Should a line below contain the word "Lorem", report it.

==== THE DATA ====

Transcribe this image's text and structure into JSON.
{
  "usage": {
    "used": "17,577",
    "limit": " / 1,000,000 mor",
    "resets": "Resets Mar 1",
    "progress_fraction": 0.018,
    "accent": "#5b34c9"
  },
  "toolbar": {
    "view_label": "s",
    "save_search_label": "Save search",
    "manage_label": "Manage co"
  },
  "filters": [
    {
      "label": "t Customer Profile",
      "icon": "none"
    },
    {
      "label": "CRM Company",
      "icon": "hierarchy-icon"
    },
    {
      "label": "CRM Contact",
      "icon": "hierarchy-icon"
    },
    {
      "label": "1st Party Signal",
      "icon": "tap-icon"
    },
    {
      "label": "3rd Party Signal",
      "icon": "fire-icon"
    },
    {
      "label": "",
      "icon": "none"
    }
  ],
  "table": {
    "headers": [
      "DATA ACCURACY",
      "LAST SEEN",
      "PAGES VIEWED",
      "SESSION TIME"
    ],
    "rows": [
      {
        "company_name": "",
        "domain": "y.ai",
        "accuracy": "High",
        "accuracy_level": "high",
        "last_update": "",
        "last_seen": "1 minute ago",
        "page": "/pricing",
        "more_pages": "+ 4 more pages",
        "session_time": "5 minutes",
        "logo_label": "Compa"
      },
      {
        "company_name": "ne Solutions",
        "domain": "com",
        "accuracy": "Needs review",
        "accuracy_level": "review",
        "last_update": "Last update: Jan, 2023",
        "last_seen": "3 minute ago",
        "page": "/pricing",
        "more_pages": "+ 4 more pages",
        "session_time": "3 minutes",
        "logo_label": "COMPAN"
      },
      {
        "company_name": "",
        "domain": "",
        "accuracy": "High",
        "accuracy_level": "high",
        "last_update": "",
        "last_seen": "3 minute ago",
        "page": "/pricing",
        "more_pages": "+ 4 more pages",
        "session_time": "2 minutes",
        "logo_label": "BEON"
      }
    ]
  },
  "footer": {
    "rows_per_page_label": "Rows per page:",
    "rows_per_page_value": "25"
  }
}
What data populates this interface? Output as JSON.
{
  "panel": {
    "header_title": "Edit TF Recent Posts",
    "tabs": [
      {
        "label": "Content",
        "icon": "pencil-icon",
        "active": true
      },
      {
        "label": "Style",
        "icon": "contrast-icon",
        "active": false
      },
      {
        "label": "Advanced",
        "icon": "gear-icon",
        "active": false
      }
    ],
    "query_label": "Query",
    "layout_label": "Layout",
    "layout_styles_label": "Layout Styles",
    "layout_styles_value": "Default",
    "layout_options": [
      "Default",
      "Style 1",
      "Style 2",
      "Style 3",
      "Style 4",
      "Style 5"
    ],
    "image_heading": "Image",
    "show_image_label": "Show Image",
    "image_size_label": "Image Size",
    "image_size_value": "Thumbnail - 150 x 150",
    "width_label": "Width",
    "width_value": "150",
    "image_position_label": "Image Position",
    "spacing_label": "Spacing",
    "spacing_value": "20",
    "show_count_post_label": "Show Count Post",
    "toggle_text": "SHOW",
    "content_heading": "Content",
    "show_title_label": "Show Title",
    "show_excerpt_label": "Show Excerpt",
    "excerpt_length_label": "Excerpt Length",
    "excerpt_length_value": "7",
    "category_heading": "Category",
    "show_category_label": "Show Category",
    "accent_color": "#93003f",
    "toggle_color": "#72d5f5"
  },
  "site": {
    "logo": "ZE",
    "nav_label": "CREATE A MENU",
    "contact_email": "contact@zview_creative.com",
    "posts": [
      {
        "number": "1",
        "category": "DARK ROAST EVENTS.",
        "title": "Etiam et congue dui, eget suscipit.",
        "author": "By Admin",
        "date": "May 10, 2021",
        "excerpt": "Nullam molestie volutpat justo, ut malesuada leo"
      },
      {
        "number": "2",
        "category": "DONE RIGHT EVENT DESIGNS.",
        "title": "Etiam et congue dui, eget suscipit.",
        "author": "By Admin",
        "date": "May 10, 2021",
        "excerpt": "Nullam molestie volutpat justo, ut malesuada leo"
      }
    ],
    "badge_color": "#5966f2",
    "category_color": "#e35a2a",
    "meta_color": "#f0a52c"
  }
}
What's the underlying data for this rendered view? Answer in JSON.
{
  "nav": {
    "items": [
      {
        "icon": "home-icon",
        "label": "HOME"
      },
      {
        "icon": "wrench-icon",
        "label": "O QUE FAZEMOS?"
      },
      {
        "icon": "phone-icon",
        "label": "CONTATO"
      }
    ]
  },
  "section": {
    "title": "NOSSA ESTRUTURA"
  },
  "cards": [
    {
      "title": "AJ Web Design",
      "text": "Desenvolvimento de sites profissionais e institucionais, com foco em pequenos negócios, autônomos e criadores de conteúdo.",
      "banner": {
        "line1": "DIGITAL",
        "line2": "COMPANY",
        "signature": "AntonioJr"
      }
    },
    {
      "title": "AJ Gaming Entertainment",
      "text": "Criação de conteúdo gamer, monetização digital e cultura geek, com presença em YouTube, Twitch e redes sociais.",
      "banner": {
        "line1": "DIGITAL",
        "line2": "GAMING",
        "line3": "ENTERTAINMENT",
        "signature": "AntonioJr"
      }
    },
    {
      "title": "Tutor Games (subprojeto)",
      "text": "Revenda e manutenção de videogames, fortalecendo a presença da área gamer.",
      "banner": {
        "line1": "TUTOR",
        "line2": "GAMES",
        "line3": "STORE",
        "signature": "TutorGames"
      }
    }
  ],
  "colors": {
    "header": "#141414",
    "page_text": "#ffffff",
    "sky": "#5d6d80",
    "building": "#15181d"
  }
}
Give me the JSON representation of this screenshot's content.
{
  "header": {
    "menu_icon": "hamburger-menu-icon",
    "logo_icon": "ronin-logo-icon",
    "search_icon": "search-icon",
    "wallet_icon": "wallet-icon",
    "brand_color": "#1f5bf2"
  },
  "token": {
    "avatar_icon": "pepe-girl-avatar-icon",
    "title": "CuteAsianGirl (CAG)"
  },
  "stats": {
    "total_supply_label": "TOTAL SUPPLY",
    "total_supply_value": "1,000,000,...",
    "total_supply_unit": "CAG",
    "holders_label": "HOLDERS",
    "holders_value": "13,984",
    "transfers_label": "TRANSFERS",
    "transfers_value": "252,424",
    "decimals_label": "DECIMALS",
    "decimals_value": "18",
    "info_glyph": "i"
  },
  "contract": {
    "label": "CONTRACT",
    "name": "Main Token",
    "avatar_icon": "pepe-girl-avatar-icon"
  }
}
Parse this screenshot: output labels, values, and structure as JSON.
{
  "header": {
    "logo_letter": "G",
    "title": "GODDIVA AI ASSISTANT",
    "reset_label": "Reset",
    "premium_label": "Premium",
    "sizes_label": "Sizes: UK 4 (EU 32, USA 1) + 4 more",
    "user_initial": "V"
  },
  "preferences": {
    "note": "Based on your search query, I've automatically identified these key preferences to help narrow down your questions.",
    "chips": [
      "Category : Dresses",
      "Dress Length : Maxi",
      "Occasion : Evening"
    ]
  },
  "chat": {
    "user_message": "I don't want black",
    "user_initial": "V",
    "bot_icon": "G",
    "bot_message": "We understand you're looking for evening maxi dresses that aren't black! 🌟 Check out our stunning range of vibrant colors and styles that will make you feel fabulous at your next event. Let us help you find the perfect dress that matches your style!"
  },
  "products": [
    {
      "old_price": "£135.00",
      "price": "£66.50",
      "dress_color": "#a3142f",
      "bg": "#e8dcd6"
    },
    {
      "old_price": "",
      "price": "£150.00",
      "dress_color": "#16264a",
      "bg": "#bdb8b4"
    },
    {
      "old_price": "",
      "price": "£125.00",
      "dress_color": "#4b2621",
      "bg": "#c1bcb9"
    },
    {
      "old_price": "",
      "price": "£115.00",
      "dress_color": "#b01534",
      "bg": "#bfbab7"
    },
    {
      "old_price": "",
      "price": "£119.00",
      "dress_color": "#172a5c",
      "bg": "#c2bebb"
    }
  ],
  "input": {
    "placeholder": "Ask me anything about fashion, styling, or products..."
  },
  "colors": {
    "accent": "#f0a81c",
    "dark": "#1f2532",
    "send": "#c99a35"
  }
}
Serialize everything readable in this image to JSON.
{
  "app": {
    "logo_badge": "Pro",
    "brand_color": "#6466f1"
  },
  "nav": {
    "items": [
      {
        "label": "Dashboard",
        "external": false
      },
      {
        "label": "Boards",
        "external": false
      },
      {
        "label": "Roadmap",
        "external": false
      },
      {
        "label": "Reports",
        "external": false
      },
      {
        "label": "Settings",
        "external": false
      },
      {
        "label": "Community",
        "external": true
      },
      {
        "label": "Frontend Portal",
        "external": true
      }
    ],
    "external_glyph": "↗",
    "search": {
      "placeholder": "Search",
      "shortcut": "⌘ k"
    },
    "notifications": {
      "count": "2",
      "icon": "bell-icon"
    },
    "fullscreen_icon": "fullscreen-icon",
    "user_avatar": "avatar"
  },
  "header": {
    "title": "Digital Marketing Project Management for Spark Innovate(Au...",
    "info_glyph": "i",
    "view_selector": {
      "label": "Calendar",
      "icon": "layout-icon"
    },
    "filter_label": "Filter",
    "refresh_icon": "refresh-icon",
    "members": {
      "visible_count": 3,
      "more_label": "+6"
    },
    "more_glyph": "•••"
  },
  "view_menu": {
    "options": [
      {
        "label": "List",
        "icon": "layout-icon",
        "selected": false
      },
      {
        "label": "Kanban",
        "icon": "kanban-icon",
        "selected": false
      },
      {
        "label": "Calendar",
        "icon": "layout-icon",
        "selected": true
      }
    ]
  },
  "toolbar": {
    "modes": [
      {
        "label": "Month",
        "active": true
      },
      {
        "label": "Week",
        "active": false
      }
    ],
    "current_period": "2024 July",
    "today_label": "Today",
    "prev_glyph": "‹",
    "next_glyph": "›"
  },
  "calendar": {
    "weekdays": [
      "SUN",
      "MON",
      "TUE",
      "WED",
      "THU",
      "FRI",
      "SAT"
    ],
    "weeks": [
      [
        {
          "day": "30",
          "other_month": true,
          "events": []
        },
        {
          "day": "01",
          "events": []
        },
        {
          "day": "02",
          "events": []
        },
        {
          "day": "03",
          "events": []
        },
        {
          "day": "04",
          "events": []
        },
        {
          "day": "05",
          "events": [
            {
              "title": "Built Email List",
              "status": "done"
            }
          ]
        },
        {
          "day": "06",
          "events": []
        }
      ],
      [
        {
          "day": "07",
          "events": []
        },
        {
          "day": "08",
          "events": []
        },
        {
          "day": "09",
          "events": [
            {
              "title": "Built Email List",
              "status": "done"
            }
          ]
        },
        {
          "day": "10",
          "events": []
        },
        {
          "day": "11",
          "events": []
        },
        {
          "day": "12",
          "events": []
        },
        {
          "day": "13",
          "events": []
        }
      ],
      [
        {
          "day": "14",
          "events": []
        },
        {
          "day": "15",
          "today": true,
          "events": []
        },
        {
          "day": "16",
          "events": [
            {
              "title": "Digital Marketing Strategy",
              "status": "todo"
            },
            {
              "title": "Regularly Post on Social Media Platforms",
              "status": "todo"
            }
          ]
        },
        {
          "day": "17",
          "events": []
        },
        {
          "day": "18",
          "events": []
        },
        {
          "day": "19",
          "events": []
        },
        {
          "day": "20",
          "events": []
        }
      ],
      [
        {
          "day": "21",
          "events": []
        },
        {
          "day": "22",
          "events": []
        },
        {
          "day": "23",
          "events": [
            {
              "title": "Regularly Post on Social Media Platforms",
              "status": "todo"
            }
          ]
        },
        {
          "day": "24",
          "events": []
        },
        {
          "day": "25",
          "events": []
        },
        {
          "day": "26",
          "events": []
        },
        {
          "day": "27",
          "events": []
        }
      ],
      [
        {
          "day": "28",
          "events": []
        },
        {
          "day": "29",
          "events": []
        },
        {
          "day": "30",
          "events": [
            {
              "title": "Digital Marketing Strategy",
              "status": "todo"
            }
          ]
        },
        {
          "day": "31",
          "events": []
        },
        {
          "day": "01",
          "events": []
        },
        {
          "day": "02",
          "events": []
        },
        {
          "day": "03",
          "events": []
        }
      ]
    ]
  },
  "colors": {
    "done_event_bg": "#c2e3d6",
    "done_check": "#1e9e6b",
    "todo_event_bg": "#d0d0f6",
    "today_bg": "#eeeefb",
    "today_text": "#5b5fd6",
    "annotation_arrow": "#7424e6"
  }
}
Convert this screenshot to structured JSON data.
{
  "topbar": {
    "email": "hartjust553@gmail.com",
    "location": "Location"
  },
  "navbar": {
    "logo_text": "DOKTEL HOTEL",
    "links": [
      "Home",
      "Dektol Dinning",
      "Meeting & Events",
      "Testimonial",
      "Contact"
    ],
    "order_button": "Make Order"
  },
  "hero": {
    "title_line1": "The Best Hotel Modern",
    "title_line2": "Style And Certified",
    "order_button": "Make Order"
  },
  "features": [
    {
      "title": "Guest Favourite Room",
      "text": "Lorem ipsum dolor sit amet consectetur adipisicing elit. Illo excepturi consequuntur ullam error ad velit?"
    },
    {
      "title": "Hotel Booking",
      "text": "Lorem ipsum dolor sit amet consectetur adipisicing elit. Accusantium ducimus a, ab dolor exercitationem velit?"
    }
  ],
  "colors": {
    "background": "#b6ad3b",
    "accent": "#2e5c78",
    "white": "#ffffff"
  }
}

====

**FINISHED EXERCISE:**
      "text": "Lorem ipsum dolor sit amet consectetur adipisicing elit. Illo excepturi consequuntur ullam error ad velit?"
      "text": "Lorem ipsum dolor sit amet consectetur adipisicing elit. Accusantium ducimus a, ab dolor exercitationem velit?"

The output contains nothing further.